## Task details
Say how many lines below have "JSON" in them, giving the number alone.

## Material for this task
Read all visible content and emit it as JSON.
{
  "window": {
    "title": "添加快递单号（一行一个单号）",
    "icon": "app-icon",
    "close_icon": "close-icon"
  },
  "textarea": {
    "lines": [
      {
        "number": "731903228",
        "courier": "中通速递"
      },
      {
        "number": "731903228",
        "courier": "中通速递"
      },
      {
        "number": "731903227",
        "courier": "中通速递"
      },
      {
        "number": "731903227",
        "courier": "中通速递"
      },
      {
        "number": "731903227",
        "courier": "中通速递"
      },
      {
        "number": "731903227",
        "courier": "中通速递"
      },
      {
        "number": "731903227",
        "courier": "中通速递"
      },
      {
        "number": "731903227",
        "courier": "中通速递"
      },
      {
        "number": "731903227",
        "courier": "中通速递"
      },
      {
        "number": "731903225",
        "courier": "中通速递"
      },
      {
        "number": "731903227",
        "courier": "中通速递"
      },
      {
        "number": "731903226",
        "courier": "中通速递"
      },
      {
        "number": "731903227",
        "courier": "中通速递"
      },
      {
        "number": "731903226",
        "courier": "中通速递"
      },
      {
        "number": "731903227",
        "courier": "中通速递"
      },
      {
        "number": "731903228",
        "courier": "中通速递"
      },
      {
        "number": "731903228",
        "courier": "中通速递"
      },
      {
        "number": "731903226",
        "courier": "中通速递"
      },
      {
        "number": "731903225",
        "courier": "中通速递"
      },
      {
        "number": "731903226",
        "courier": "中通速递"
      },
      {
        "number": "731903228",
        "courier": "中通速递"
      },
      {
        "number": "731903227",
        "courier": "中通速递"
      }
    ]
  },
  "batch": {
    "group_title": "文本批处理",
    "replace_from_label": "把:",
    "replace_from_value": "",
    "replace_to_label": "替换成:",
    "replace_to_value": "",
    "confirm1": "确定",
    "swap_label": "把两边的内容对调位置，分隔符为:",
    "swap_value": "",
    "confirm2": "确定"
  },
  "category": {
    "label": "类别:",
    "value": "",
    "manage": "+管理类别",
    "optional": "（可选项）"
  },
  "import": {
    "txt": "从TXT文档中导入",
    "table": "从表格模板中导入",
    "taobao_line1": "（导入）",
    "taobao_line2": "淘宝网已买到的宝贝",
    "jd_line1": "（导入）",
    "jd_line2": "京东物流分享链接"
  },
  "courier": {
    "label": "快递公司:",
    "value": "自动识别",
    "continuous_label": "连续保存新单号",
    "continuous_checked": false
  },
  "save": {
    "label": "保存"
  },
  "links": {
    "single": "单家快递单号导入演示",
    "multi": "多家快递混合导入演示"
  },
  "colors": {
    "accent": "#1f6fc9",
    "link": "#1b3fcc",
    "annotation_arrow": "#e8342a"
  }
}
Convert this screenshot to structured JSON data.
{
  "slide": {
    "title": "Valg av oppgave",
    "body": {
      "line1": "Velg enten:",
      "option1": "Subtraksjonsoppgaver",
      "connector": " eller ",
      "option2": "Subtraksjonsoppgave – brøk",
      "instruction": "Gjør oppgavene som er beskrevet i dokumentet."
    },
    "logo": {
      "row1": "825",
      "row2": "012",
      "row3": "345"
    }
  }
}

## Reply to the exercise
2